Horsley v. State

Annotate this Case

374 So. 2d 375 (1979)

In re Edward HORSLEY v. STATE of Alabama. Ex parte Edward Horsley.


Supreme Court of Alabama.

June 1, 1979.

Rehearing Denied July 6, 1979.

Nicholas S. Hare, Jr., and W. J. Causey, Jr., Monroeville, for petitioner.

William J. Baxley, Atty. Gen., and Jean Williams Brown, Asst. Atty. Gen., for the State of Ala., respondent.

*376 ALMON, Justice.

This cause is due to be affirmed on authority of Ex parte Baldwin v. State, 372 So. 2d 32 (Ala.1979).

We have carefully reviewed the opinion of the Court of Criminal Appeals and the record of the proceedings in this cause, and are convinced that the judgment of the Court of Criminal Appeals is due to be, and is affirmed.



JONES, J., concurs in the result for the same reason stated in Ex parte Baldwin v. State, 372 So. 2d 32 (Ala.1979).

BEATTY, J., dissents.

BEATTY, Justice (dissenting):

The Court of Criminal Appeals' opinion concedes that the main issue in this case is whether the "crime made the basis of the prosecution was wholly committed outside of Alabama...." That Court then proceeds to hold that the offense charged, "Robbery or attempts thereof when the victim is intentionally killed..." is not consummated until death occurs. Thereafter by a convoluted process it is held that under the facts of this case the asportation of the automobile was a continuing process: "[T]hey never ceased their effort to separate the two, whether Naomi from the automobile or the automobile from Naomi. . . ." That Court added: "Their effort to take permanently and indefinitely away from her the automobile was thwarted only by the automobile's sudden and unexpected immobility." Thus it was established that this robbery became a "continuing" offense because the "process of the robbery" continued from Hudson, North Carolina to Monroe County, Alabama, somehow establishing a "logical connection" between the crime of robbery and the crime of intentional homicide.

Therein lies the difficulty, for I cannot determine whether the court below is interpreting the statute to mean that the legislature established a new and continuing offense under § 13-11-2(a)(2) or whether it is holding that under these facts this robbery continued in its commission until the victim was killed. My conclusion is that the latter holding was intended, however each position deserves some comment.

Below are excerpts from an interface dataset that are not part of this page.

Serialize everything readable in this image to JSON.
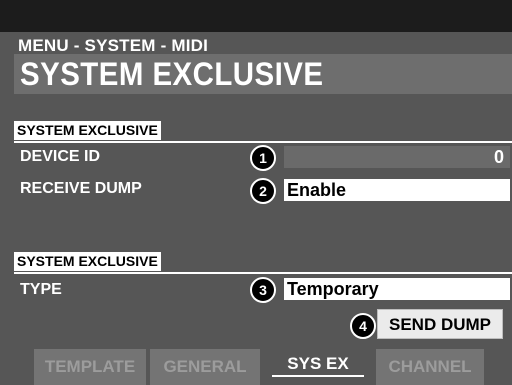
{
  "breadcrumb": "MENU - SYSTEM - MIDI",
  "title": "SYSTEM EXCLUSIVE",
  "sections": [
    {
      "header": "SYSTEM EXCLUSIVE",
      "rows": [
        {
          "label": "DEVICE ID",
          "badge": "1",
          "value": "0"
        },
        {
          "label": "RECEIVE DUMP",
          "badge": "2",
          "value": "Enable"
        }
      ]
    },
    {
      "header": "SYSTEM EXCLUSIVE",
      "rows": [
        {
          "label": "TYPE",
          "badge": "3",
          "value": "Temporary"
        }
      ]
    }
  ],
  "send_dump": {
    "badge": "4",
    "label": "SEND DUMP"
  },
  "tabs": [
    {
      "label": "TEMPLATE",
      "active": false
    },
    {
      "label": "GENERAL",
      "active": false
    },
    {
      "label": "SYS EX",
      "active": true
    },
    {
      "label": "CHANNEL",
      "active": false
    }
  ],
  "colors": {
    "screen_bg": "#565656",
    "highlight": "#ffffff",
    "badge_bg": "#000000"
  }
}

I have already expressed my views on the nature of this crime, the significance of the legislature's use of the common law term "robbery," and the rule of strict construction to be applied in criminal cases. See Evans v. State, Ala.Crim.App., 361 So. 2d 666 (1978) (Beatty, J., dissenting). It would appear a fortiori that our earlier decisions on the elements of robbery would control the definition of robbery in this statutory crime, given the fact that "robbery" is not defined in the death penalty statute. That being so, we should take the statute as it stands, and as it stands it does not make robbery a continuing offense to furnish the aggravation necessary under that statute. While the notion that the robbery continues because the owner of the property is forcefully taken along and thus somehow remains in possession of it is an appealing one from the point of view of law enforcement, nevertheless it is not a proposition heretofore accepted in such cases by our law. Lambert v. State, 48 Ala.App. 600, 266 So. 2d 812 (1972) and Root v. State, 32 Ala. App. 253, 25 So. 2d 180 (1946) are directly in point and, applying the common law definition of robbery, each held that the offense was complete when the thief took control of the automobile which was the subject of the robbery. The language of Root, 32 Ala. App. 253, 255, 25 So. 2d 180, 182 is peculiarly apt here:

It is our opinion that the possessive or manucaptive element essential in robbery was present in this case. From the moment that these defendants and Lewis entered his automobile these appellants only were in full control and possession thereof. True, Lewis was present at all times. However, his status was that of a robot. His dominion over the automobile was completely negatived by the will and *377 pistols of the appellants. It is our opinion that the facts of this case spell out that on the part of the appellants there was a felonious taking of property from the person of another, or in his presence, against his will, by violence or putting in fear. The fact that the owner was carried along against his will when the property was taken is incidental and should not affect the decision....

And under the facts of this case as described by the Court of Criminal Appeals, the robbery was complete in North Carolina when the defendant "seized the automobile and the keys thereof. . . ." It follows that we have jurisdiction over the murder, Code of Ala.1975, § 13-1-70 but not the robbery because the robbery was a completed offense in North Carolina and the victim was not killed during the course of that robbery.

Finally, I must confess to having been moved by the heinous nature of the defendant's conduct and a natural sympathy for the helpless victim. Unfortunately, I find that emotion of little help in my attempt to apply the applicable law objectively. Additionally, I appreciate the cited editorial comments of Mr. Bishop. He is also reputed to have written that classical enjoinder, "Hard cases make bad law."